- [Exercise aim]: Write out the records in full, exactly as given, but without the images.

- [Saved entries]:
:::

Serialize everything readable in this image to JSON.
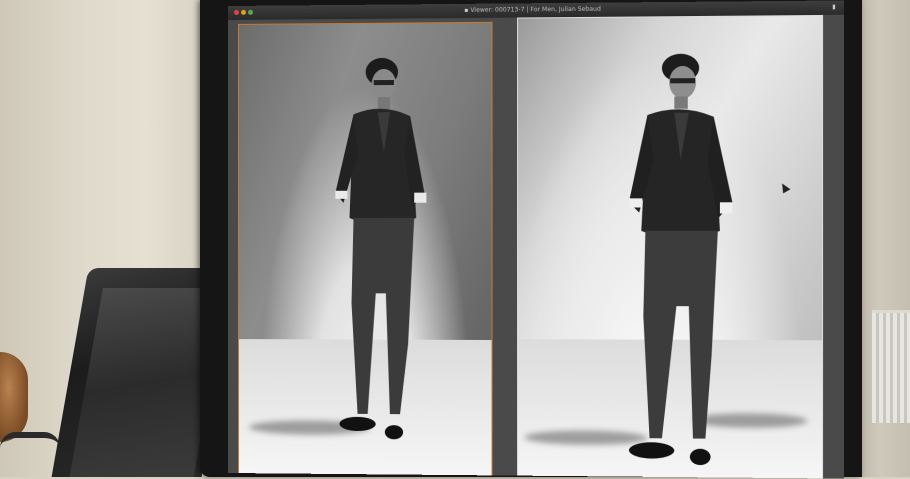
{
  "window": {
    "title": "Viewer: 000713-7 | For Men, Julian Sebaud",
    "right_indicator": "▮"
  },
  "photos": [
    {
      "name": "photo-left",
      "selected": true
    },
    {
      "name": "photo-right",
      "selected": false
    }
  ],
  "colors": {
    "selection_border": "#c8792e",
    "bezel": "#151515",
    "viewer_bg": "#4a4a4a"
  },
  "icons": [
    "close-icon",
    "minimize-icon",
    "maximize-icon",
    "cursor-icon"
  ]
}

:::

- [Response for this exercise]:
Serialize everything readable in this image to JSON.
{
  "window": {
    "title": "Viewer: 000713-7 | For Men, Julian Sebaud",
    "right_indicator": "▮"
  },
  "photos": [
    {
      "name": "photo-left",
      "selected": true
    },
    {
      "name": "photo-right",
      "selected": false
    }
  ],
  "colors": {
    "selection_border": "#c8792e",
    "bezel": "#151515",
    "viewer_bg": "#4a4a4a"
  },
  "icons": [
    "close-icon",
    "minimize-icon",
    "maximize-icon",
    "cursor-icon"
  ]
}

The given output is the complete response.